2
$\begingroup$

Let $\frak{g}$ be a complex semi-simple Lie algebra, and $\lambda,\mu \in P^+$ two positive dominant weights with corresponding irreducible representations $V(\lambda)$ and $V(\mu)$. The tensor product $V(\lambda) \otimes V(\mu)$ has the well-known decomposition into irreducible components given by the Littlewood-Richardson rule.

My question is whether or not this decomposition also exists in the quantum case, in other words, for the quantized enveloping algebra $U_q(\frak{g})$ with irreducible representations $V(\lambda)$ and $V(\mu)$, does $V(\lambda) \otimes V(\mu)$ have a "quantum Littlewood-Richardson" decomposition?

$\endgroup$
  • 1
    $\begingroup$ The Littlewood-Richardson rule is only for type A. $\endgroup$ – Tobias Kildetoft Apr 25 '14 at 13:27
  • $\begingroup$ . . . a quantum version for $U_q(\frak{sl}_n)$ is fine for me. $\endgroup$ – Milan Bernolak Apr 25 '14 at 13:31
  • 2
    $\begingroup$ @Milan: The answer to your question (which only involves type $A$ directly, as Tobias points out) depends on what your parameter $q$ is. If it's an indeterminate, there is no difference between the decompositions in the classical and quantum cases, since the irreducibles are essentially the same. But if $q$ is a root of unity, you get into trickier issues including "fusion rules". I don't know any role there for Littlewood-Richardson as such. $\endgroup$ – Jim Humphreys Apr 25 '14 at 13:35
  • $\begingroup$ I am interested in $q$ a non-root of unity complex number. $\endgroup$ – Milan Bernolak Apr 25 '14 at 13:43
  • $\begingroup$ . . . so what is a good reference for this please? $\endgroup$ – Milan Bernolak Apr 25 '14 at 13:44
5
$\begingroup$

Yes, there certainly is a quantum version of the Littlewood-Richardson decomposition (in the generic parameter case) for types $A,B,C,D$ (I don't know about the exceptional types). The generalized Littlewood-Richardson rule develops naturally out of a construction of crystal bases by semistandard tableaux (satisfying additional assumptions outside of type $A$). Taking tensor products then amounts to adding or subtracting boxes to your Young diagram, and as a result you get Littlewood-Richardson in type $A$ and similar decompositions in the other types.

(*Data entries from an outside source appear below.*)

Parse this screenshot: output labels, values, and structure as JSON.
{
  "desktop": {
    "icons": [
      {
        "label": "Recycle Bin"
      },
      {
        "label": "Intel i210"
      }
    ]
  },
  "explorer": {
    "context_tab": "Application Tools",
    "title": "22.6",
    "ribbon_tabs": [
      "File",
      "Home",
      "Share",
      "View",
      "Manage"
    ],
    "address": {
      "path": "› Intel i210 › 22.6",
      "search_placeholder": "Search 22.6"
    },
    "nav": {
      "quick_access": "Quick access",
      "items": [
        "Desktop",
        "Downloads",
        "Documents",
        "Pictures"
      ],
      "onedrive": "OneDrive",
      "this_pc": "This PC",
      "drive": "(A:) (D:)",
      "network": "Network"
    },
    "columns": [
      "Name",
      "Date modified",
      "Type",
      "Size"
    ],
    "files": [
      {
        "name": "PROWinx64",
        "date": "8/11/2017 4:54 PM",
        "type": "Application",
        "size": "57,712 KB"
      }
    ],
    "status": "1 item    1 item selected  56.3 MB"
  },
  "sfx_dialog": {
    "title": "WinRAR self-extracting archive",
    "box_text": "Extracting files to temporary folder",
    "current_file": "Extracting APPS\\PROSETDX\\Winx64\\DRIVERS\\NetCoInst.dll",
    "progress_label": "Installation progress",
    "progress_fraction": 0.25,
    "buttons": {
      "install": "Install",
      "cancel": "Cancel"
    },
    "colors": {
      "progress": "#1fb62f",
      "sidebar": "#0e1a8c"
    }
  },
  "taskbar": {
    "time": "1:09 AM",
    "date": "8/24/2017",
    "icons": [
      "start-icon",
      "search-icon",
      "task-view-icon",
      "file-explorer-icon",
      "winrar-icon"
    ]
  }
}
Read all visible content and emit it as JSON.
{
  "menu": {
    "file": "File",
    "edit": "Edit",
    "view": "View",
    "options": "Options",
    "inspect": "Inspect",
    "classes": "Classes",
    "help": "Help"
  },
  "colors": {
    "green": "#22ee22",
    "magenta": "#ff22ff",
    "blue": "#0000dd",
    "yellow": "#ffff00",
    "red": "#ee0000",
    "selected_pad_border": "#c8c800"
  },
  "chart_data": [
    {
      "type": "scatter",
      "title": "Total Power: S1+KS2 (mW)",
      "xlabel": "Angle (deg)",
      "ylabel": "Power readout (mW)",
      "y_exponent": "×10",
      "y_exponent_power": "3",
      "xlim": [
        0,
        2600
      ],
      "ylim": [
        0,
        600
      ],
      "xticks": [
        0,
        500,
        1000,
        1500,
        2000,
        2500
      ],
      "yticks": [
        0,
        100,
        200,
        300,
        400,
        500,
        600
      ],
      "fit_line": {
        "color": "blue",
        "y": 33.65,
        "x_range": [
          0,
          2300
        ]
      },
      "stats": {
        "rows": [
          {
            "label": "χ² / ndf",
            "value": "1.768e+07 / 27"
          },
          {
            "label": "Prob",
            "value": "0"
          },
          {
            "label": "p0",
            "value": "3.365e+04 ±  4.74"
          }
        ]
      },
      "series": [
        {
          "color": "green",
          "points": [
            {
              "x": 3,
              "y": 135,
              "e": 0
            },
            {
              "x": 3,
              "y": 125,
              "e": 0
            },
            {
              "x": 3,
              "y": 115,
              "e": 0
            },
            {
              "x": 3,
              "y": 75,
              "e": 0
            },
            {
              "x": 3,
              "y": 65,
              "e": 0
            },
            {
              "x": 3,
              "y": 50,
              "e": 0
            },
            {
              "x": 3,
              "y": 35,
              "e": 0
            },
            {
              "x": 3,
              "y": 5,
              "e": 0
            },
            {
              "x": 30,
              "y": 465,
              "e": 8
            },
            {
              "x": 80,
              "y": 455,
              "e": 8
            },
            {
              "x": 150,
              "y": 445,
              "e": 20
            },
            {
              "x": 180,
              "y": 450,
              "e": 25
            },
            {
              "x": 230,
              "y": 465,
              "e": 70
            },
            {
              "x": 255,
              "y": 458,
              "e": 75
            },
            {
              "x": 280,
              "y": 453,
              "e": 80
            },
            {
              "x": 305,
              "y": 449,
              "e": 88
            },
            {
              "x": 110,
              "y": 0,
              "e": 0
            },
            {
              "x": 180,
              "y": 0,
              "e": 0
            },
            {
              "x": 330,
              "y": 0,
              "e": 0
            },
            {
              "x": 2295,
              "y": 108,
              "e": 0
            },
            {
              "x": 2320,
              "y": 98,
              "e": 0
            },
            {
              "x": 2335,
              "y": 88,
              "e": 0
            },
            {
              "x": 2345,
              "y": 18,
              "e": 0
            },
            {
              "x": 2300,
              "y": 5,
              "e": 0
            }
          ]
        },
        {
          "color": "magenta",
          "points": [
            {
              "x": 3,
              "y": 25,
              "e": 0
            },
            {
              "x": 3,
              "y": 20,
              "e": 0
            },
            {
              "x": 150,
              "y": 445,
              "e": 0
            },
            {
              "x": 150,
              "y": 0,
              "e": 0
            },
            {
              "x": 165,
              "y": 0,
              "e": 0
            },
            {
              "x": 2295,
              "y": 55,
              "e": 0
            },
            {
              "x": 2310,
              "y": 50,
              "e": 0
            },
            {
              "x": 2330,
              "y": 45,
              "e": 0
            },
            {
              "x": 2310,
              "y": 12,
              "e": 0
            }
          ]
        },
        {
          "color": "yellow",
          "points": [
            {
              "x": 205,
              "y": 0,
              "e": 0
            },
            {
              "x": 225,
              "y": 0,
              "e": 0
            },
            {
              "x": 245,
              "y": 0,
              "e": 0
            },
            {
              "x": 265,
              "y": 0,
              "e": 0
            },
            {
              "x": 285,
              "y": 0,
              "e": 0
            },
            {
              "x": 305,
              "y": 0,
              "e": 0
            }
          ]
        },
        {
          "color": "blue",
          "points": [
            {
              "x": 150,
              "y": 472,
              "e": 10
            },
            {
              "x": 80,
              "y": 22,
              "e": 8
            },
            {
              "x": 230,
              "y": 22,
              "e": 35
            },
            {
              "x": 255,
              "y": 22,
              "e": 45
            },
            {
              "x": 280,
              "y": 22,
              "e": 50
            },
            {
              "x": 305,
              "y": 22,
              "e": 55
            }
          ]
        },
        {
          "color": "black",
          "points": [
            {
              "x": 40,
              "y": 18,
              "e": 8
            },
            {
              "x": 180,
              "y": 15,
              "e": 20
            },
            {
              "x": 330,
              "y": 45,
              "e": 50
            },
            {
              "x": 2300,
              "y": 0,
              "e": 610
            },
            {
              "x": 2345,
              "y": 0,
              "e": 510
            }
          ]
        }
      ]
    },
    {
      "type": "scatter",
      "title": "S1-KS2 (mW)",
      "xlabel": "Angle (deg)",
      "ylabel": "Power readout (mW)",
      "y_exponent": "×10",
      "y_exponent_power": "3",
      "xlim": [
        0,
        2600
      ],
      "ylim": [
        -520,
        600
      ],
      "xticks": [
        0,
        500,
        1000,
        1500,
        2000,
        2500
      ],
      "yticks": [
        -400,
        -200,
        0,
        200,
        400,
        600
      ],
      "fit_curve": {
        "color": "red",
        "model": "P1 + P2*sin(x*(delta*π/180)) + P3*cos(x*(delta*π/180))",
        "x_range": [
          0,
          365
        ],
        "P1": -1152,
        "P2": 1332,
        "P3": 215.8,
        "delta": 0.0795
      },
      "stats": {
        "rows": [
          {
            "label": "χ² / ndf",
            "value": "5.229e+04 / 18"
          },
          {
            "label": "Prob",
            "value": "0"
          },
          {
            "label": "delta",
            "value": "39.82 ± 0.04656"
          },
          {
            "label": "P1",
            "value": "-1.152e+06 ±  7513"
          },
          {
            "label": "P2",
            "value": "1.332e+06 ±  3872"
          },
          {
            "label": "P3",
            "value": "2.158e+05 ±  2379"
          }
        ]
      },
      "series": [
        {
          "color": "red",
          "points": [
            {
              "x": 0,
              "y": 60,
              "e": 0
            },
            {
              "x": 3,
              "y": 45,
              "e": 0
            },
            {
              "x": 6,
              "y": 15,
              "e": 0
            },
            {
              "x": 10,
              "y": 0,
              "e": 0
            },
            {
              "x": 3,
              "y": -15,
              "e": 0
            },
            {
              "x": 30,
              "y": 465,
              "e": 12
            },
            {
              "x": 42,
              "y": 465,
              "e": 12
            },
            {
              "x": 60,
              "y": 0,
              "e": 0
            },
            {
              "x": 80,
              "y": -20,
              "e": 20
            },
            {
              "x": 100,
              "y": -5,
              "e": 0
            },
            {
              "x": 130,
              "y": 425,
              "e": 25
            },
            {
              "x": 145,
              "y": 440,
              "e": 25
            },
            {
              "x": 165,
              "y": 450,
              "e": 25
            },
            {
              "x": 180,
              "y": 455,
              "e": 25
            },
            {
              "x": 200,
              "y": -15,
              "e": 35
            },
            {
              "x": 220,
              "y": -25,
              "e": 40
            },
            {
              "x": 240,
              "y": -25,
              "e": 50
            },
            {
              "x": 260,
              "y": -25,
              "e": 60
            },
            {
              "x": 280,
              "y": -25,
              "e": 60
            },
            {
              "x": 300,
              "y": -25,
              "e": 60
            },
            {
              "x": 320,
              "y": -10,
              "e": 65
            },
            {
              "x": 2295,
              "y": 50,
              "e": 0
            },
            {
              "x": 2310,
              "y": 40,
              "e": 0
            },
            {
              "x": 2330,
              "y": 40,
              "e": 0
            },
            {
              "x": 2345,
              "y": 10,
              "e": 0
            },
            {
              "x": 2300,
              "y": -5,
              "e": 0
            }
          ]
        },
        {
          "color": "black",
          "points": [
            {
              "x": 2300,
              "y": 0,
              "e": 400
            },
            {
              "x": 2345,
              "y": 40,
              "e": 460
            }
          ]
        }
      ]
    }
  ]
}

This view was (I believe) first elaborated by Kashiwara and Nakashima in '94 in the paper "Crystal graphs for representations of the $q$-analogue of classical Lie algebras", but a nice exposition is given in Chapter 8 of Hong and Kang's textbook "Introduction to Quantum Groups and Crystal Bases".

$\endgroup$

Your Answer

By clicking “Post Your Answer”, you agree to our terms of service, privacy policy and cookie policy

Not the answer you're looking for? Browse other questions tagged or ask your own question.